In July 2009 WFO ABQ unveiled an extensive revision of our public zone forecast boundaries.  Since the climatological variation of precipitation and temperature patterns across the state are highly terrain driven, we chose to encapsulate a high level a topographical detail in creating these new zone boundaries.  The 1km MODIS False Color imagery after a lengthy period of significant winter weather during January 2010 provided great assurance of the operational improvement.

The Northwest Plateau is nearly snow free while the surrounding higher terrain has extensive snow cover.

Northwest Plateau NMZ501

The West Central Highlands contain a sharp snow free region around Grants and east of Acoma Pueblo.

West Central Highlands NMZ507

A very nice example is shown for the San Francisco River Valley which is nearly 6000 feet lower than the surrounding terrain to the north and east.

San Francisco River Valley NMZ509

The Lower Chama River Valley also has a nice snow free region around Espanola surrounded by widespread snow cover.

Lower Chama River Valley NMZ517

And finally, the Lower Rio Grande Valley around Socorro and the Upper Tularosa Valley around Carrizozo.  Notice the dark blueish/black color west of Carrizozo is the Malpais lava bed.

Lower Rio Grande and Upper Tularosa Valleys NMZ520/NMZ525

Situational Awareness with Total Lightning

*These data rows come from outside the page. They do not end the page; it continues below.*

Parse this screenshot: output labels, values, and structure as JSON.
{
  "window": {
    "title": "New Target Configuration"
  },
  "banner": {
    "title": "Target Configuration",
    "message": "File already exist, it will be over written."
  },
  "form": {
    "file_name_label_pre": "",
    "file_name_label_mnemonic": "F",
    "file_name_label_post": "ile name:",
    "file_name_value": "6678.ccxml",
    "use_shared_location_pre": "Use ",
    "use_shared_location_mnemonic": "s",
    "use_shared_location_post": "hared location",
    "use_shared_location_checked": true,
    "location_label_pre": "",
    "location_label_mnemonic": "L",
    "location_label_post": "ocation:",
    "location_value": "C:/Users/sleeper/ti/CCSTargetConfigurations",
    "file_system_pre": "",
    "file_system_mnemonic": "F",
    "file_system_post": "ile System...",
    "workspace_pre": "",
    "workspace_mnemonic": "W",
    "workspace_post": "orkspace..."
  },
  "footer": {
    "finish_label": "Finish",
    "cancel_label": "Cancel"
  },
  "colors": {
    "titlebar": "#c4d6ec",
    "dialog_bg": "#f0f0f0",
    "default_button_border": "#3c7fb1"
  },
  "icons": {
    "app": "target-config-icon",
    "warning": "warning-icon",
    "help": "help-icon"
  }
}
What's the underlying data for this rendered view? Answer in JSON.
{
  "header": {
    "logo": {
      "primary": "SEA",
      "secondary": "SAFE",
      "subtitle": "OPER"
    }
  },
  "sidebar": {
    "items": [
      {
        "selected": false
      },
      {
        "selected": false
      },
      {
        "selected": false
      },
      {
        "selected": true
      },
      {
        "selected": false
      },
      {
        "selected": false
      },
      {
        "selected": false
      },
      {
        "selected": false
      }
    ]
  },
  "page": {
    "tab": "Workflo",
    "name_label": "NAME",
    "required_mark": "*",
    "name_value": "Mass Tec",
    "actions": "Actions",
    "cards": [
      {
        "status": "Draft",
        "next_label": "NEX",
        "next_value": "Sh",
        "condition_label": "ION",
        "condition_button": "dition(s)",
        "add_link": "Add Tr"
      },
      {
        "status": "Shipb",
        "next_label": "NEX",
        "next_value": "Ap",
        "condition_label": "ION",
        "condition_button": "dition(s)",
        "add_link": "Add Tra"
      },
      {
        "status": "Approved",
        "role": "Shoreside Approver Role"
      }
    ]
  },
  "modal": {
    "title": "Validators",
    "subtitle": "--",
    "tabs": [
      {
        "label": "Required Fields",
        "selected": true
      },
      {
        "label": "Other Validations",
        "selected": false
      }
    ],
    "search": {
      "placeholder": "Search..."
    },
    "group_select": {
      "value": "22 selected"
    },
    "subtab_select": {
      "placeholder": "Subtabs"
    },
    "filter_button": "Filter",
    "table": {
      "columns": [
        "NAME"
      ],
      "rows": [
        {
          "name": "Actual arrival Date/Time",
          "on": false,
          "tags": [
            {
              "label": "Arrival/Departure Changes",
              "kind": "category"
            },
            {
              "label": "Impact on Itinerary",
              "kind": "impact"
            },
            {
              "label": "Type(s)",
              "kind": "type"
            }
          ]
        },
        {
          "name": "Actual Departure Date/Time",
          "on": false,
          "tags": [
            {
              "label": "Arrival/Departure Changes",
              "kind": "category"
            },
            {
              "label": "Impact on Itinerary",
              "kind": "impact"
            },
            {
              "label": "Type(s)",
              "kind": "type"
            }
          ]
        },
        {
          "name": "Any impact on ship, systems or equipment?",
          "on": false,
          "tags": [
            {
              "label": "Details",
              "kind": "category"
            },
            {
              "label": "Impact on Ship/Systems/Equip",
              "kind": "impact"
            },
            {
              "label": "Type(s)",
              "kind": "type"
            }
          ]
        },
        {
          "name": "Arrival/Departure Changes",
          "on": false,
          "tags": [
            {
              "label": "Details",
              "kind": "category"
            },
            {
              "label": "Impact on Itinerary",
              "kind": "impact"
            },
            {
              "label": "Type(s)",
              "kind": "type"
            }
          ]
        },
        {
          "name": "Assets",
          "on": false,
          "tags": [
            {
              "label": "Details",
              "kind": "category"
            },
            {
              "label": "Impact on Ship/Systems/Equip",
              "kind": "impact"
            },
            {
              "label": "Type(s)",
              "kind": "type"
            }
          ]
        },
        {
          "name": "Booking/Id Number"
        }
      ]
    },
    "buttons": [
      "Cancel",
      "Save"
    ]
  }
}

Springtime is on its way and with it is the potential for thunderstorms across the Southeast.  This morning, we are watching a large number of storms move across the Birmingham, Alabama county warning area as shown in the radar image below (Figure 1).  The North Alabama Lightning Mapping Array (NALMA) can provide situational awareness for more than just severe weather applications.  Right now, the NALMA can help show what storms are electrically active and therefore represent a threat for cloud-to-ground lightning.  The strong radar signature just east of Tuscaloosa and on the west-central Alabama border make it no surprise that lightning is active in these storms, as seen by NALMA (Figure 2).  However, there are numerous additional cells across the region where the potential for lightning exists.  With the NALMA data we can, at a glance see which cells are becoming electrically active (circles-Figure 2).

Figure 1: Birmingham radar reflectivity from 1520 UTC on 10 March 2010.

Figure 2: Corresponding total lightning observations from NALMA at 1522 UTC. The circled regions indicate where storms shown on the radar image are becoming electrically active.